[Source data]
== Segment start ==

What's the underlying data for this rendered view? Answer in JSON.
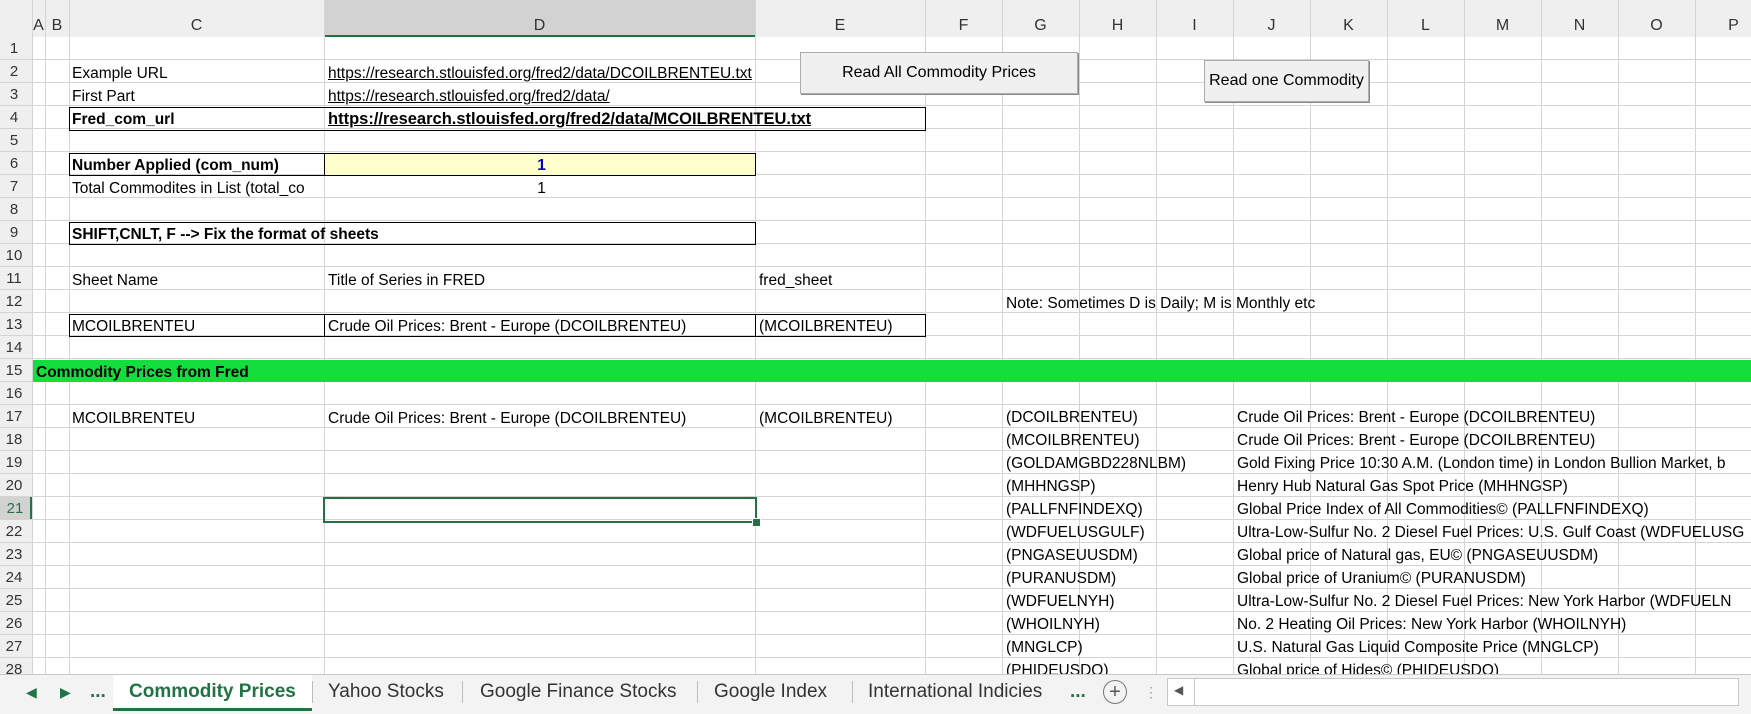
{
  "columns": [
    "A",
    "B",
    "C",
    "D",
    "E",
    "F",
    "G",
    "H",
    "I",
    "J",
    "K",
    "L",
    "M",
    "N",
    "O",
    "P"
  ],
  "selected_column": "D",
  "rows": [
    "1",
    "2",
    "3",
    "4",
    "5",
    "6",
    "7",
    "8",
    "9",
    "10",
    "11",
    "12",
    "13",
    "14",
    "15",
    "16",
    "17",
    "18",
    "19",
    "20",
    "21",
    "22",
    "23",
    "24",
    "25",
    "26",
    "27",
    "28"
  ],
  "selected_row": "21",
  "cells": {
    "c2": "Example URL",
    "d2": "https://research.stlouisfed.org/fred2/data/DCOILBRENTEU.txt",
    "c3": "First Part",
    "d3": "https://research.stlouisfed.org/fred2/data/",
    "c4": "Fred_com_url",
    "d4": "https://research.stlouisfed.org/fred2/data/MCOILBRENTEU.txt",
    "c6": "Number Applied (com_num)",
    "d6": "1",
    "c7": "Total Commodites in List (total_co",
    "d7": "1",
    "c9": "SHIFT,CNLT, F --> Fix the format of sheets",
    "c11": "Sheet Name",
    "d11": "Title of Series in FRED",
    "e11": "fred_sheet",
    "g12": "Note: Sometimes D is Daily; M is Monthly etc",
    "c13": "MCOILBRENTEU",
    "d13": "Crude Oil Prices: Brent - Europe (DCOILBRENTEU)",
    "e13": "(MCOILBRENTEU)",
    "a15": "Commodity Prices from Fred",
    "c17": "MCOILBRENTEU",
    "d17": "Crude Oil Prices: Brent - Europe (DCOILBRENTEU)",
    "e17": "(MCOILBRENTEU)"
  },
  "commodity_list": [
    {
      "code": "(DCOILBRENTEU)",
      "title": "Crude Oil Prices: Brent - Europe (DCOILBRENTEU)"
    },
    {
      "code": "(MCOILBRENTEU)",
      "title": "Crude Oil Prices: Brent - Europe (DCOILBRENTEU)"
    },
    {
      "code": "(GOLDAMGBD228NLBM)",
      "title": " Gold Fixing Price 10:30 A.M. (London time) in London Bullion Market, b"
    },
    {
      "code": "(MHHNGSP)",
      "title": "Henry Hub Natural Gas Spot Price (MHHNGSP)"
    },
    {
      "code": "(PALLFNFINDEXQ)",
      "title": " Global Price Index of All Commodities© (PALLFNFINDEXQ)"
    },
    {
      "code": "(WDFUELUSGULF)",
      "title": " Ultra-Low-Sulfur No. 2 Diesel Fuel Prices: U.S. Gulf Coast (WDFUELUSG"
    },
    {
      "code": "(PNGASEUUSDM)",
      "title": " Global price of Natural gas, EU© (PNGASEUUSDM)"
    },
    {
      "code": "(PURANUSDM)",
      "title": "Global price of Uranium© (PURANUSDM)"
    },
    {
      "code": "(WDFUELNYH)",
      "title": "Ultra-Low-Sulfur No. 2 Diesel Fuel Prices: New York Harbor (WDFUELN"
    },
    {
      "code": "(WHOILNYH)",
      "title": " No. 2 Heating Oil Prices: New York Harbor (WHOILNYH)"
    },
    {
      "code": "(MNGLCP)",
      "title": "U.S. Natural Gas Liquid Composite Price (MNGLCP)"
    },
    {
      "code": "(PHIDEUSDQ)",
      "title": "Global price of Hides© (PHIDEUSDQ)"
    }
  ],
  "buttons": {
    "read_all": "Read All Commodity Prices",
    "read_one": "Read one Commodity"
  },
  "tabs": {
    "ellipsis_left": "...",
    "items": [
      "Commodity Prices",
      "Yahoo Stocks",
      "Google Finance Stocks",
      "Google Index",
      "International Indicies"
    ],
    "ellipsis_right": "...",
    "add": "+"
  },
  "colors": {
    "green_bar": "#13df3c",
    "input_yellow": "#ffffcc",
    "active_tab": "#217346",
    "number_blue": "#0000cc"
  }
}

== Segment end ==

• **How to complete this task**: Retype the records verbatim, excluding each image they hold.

• **Result for this exercise**:
What's the underlying data for this rendered view? Answer in JSON.
{
  "columns": [
    "A",
    "B",
    "C",
    "D",
    "E",
    "F",
    "G",
    "H",
    "I",
    "J",
    "K",
    "L",
    "M",
    "N",
    "O",
    "P"
  ],
  "selected_column": "D",
  "rows": [
    "1",
    "2",
    "3",
    "4",
    "5",
    "6",
    "7",
    "8",
    "9",
    "10",
    "11",
    "12",
    "13",
    "14",
    "15",
    "16",
    "17",
    "18",
    "19",
    "20",
    "21",
    "22",
    "23",
    "24",
    "25",
    "26",
    "27",
    "28"
  ],
  "selected_row": "21",
  "cells": {
    "c2": "Example URL",
    "d2": "https://research.stlouisfed.org/fred2/data/DCOILBRENTEU.txt",
    "c3": "First Part",
    "d3": "https://research.stlouisfed.org/fred2/data/",
    "c4": "Fred_com_url",
    "d4": "https://research.stlouisfed.org/fred2/data/MCOILBRENTEU.txt",
    "c6": "Number Applied (com_num)",
    "d6": "1",
    "c7": "Total Commodites in List (total_co",
    "d7": "1",
    "c9": "SHIFT,CNLT, F --> Fix the format of sheets",
    "c11": "Sheet Name",
    "d11": "Title of Series in FRED",
    "e11": "fred_sheet",
    "g12": "Note: Sometimes D is Daily; M is Monthly etc",
    "c13": "MCOILBRENTEU",
    "d13": "Crude Oil Prices: Brent - Europe (DCOILBRENTEU)",
    "e13": "(MCOILBRENTEU)",
    "a15": "Commodity Prices from Fred",
    "c17": "MCOILBRENTEU",
    "d17": "Crude Oil Prices: Brent - Europe (DCOILBRENTEU)",
    "e17": "(MCOILBRENTEU)"
  },
  "commodity_list": [
    {
      "code": "(DCOILBRENTEU)",
      "title": "Crude Oil Prices: Brent - Europe (DCOILBRENTEU)"
    },
    {
      "code": "(MCOILBRENTEU)",
      "title": "Crude Oil Prices: Brent - Europe (DCOILBRENTEU)"
    },
    {
      "code": "(GOLDAMGBD228NLBM)",
      "title": " Gold Fixing Price 10:30 A.M. (London time) in London Bullion Market, b"
    },
    {
      "code": "(MHHNGSP)",
      "title": "Henry Hub Natural Gas Spot Price (MHHNGSP)"
    },
    {
      "code": "(PALLFNFINDEXQ)",
      "title": " Global Price Index of All Commodities© (PALLFNFINDEXQ)"
    },
    {
      "code": "(WDFUELUSGULF)",
      "title": " Ultra-Low-Sulfur No. 2 Diesel Fuel Prices: U.S. Gulf Coast (WDFUELUSG"
    },
    {
      "code": "(PNGASEUUSDM)",
      "title": " Global price of Natural gas, EU© (PNGASEUUSDM)"
    },
    {
      "code": "(PURANUSDM)",
      "title": "Global price of Uranium© (PURANUSDM)"
    },
    {
      "code": "(WDFUELNYH)",
      "title": "Ultra-Low-Sulfur No. 2 Diesel Fuel Prices: New York Harbor (WDFUELN"
    },
    {
      "code": "(WHOILNYH)",
      "title": " No. 2 Heating Oil Prices: New York Harbor (WHOILNYH)"
    },
    {
      "code": "(MNGLCP)",
      "title": "U.S. Natural Gas Liquid Composite Price (MNGLCP)"
    },
    {
      "code": "(PHIDEUSDQ)",
      "title": "Global price of Hides© (PHIDEUSDQ)"
    }
  ],
  "buttons": {
    "read_all": "Read All Commodity Prices",
    "read_one": "Read one Commodity"
  },
  "tabs": {
    "ellipsis_left": "...",
    "items": [
      "Commodity Prices",
      "Yahoo Stocks",
      "Google Finance Stocks",
      "Google Index",
      "International Indicies"
    ],
    "ellipsis_right": "...",
    "add": "+"
  },
  "colors": {
    "green_bar": "#13df3c",
    "input_yellow": "#ffffcc",
    "active_tab": "#217346",
    "number_blue": "#0000cc"
  }
}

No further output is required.